■ ACTIVITY
Leave every image behind and restate the data word for word.

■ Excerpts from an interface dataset
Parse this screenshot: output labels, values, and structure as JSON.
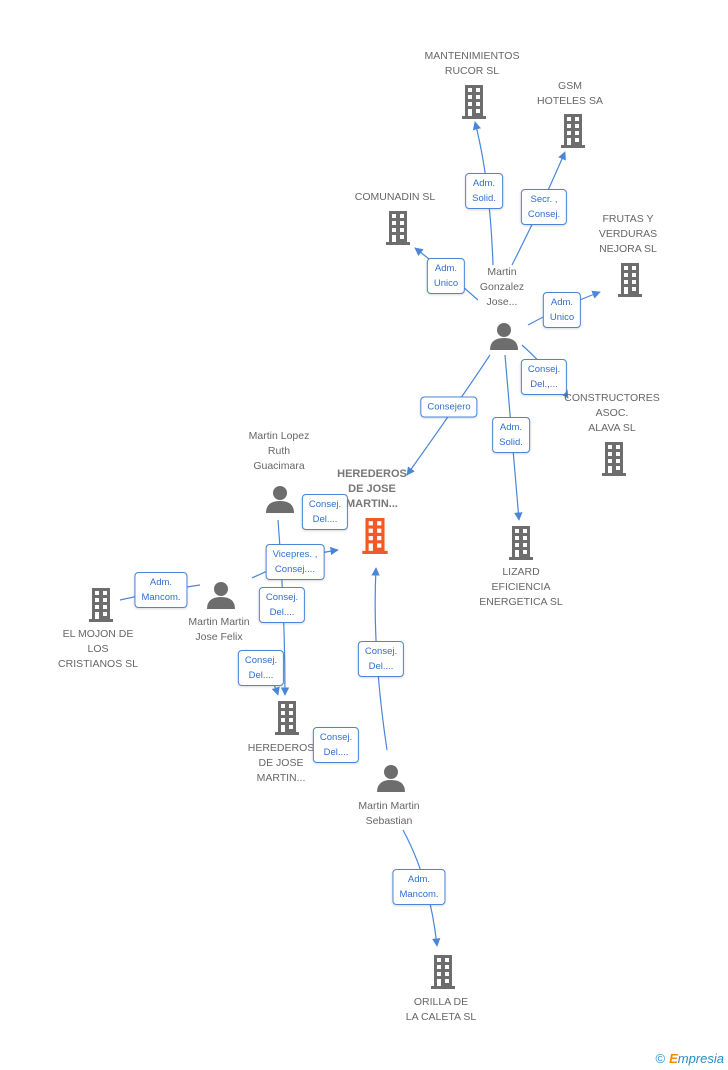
{
  "colors": {
    "company": "#6d6d6d",
    "main_company": "#f05a28",
    "edge": "#4a86d8",
    "person": "#6d6d6d"
  },
  "nodes": {
    "mantenimientos": "MANTENIMIENTOS\nRUCOR SL",
    "gsm": "GSM\nHOTELES SA",
    "comunadin": "COMUNADIN SL",
    "frutas": "FRUTAS Y\nVERDURAS\nNEJORA  SL",
    "martin_gonzalez": "Martin\nGonzalez\nJose...",
    "constructores": "CONSTRUCTORES\nASOC.\nALAVA SL",
    "lizard": "LIZARD\nEFICIENCIA\nENERGETICA  SL",
    "herederos_main": "HEREDEROS\nDE JOSE\nMARTIN...",
    "martin_lopez": "Martin Lopez\nRuth\nGuacimara",
    "martin_jose_felix": "Martin Martin\nJose Felix",
    "mojon": "EL MOJON DE\nLOS\nCRISTIANOS SL",
    "herederos_2": "HEREDEROS\nDE JOSE\nMARTIN...",
    "martin_sebastian": "Martin Martin\nSebastian",
    "orilla": "ORILLA DE\nLA CALETA SL"
  },
  "relations": [
    "Adm.\nSolid.",
    "Secr. ,\nConsej.",
    "Adm.\nUnico",
    "Adm.\nUnico",
    "Consej.\nDel.,...",
    "Consejero",
    "Adm.\nSolid.",
    "Consej.\nDel....",
    "Vicepres. ,\nConsej....",
    "Adm.\nMancom.",
    "Consej.\nDel....",
    "Consej.\nDel....",
    "Consej.\nDel....",
    "Consej.\nDel....",
    "Adm.\nMancom."
  ],
  "logo": {
    "copyright": "©",
    "text": "mpresia",
    "initial": "E"
  }
}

■ ANSWER SECTION
Parse this screenshot: output labels, values, and structure as JSON.
{
  "colors": {
    "company": "#6d6d6d",
    "main_company": "#f05a28",
    "edge": "#4a86d8",
    "person": "#6d6d6d"
  },
  "nodes": {
    "mantenimientos": "MANTENIMIENTOS\nRUCOR SL",
    "gsm": "GSM\nHOTELES SA",
    "comunadin": "COMUNADIN SL",
    "frutas": "FRUTAS Y\nVERDURAS\nNEJORA  SL",
    "martin_gonzalez": "Martin\nGonzalez\nJose...",
    "constructores": "CONSTRUCTORES\nASOC.\nALAVA SL",
    "lizard": "LIZARD\nEFICIENCIA\nENERGETICA  SL",
    "herederos_main": "HEREDEROS\nDE JOSE\nMARTIN...",
    "martin_lopez": "Martin Lopez\nRuth\nGuacimara",
    "martin_jose_felix": "Martin Martin\nJose Felix",
    "mojon": "EL MOJON DE\nLOS\nCRISTIANOS SL",
    "herederos_2": "HEREDEROS\nDE JOSE\nMARTIN...",
    "martin_sebastian": "Martin Martin\nSebastian",
    "orilla": "ORILLA DE\nLA CALETA SL"
  },
  "relations": [
    "Adm.\nSolid.",
    "Secr. ,\nConsej.",
    "Adm.\nUnico",
    "Adm.\nUnico",
    "Consej.\nDel.,...",
    "Consejero",
    "Adm.\nSolid.",
    "Consej.\nDel....",
    "Vicepres. ,\nConsej....",
    "Adm.\nMancom.",
    "Consej.\nDel....",
    "Consej.\nDel....",
    "Consej.\nDel....",
    "Consej.\nDel....",
    "Adm.\nMancom."
  ],
  "logo": {
    "copyright": "©",
    "text": "mpresia",
    "initial": "E"
  }
}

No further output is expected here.